Performance & Graphics
MINIMUM SYSTEM REQUIREMENTS:
OS: Windows 7/8/10
Processor: Intel Core i3-2100 (3.1 GHz) / AMD A10 5800k (3.8 GHz)
Memory: 4 GB RAM
Graphics: GeForce GT 440 (1024 MB) / Radeon HD 4890 (1024 MB)
DirectX: Version 11
Storage: 6 GB available space
The game ran reasonably well on my PC (GTX 980; 8GB RAM; i5 4460) on the maximum settings however, there were a few moments when it momentarily froze and at one point, the game crashed completely. It’s important to note that I was playing a review copy of Excubitor and this problem may have already been fixed before the game’s release. Considering that this is a bullet hell shooter and there are points when there is a lot happening on the screen, the game did not appear to struggle too much. I also encountered a number of bugs, one of which rendered the first boss pretty much impossible as it stopped taking any damage from my weapons. Again, this has probably been fixed now but this greatly affected my experience at the time. Nonetheless, wherever you are in Excubitor, the environment looks interesting and when you’re engaging in dogfights with enemy ships, it’s very easy to feel immersed in your surroundings.
As a tower defence shooter hybrid, Excubitor has the potential to be an adrenaline-charged, strategic masterpiece. However, a number of aspects have let the game down and this left me feeling disappointed. Some of the levels felt repetitive and unnecessarily drawn out. Boss fights were often frustrating; not in a way that spurred me on, but rather a way that made me want to turn off the game and play something else. The story didn’t really seem important and was very easy to forget. Even so, Excubitor partially redeems itself with its assortment of turrets, weapons and upgrades. As you progress through the game, more mechanics are introduced and some of these add an interesting spin to some of the levels. With a number of difficulty modes to choose from, Tesseract have also really tried to cater to everyone’s needs. I feel as though my experience of Excubitor was tainted by one of the main bugs that I mentioned earlier. I spent hours trying to fight a broken boss that could not be beaten and this drained a lot of positive feeling from my experience. Unfortunately, the rest of the game did not make up for this and I found myself feeling a mixture of boredom and frustration for the duration of the play-through.

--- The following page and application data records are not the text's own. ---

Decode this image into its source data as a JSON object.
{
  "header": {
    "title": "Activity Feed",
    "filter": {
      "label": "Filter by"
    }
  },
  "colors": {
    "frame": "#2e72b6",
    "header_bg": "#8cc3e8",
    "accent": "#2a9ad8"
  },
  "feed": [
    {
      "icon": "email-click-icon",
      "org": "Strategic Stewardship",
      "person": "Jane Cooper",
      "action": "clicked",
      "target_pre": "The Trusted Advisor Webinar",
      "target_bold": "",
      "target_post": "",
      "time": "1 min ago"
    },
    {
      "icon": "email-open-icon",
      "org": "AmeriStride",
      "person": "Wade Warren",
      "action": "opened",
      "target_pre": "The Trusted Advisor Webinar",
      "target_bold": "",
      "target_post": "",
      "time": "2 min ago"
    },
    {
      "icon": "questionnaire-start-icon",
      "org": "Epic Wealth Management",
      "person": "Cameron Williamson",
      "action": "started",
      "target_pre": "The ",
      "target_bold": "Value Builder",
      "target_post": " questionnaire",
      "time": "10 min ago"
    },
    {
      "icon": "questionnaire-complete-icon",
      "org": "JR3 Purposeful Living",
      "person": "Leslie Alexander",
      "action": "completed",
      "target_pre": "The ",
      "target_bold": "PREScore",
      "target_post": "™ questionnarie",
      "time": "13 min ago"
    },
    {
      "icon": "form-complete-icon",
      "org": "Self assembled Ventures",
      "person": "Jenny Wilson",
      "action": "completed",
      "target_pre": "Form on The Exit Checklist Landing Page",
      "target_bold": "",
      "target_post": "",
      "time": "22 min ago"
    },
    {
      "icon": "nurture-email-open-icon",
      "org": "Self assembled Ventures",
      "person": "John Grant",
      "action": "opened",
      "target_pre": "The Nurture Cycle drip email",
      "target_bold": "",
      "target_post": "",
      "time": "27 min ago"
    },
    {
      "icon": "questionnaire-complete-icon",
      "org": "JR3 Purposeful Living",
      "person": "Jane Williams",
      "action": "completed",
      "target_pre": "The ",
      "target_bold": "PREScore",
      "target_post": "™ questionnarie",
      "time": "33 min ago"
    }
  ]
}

TOP GAME MOMENT
Beating the first boss.
Lots of weapons and upgrades to choose from.
Levels felt repetitive and boring.
Boss fights were frustrating and made me want to quit rather than try harder.
Moments of unnecessary pressure on some of the levels – far too many strong enemies.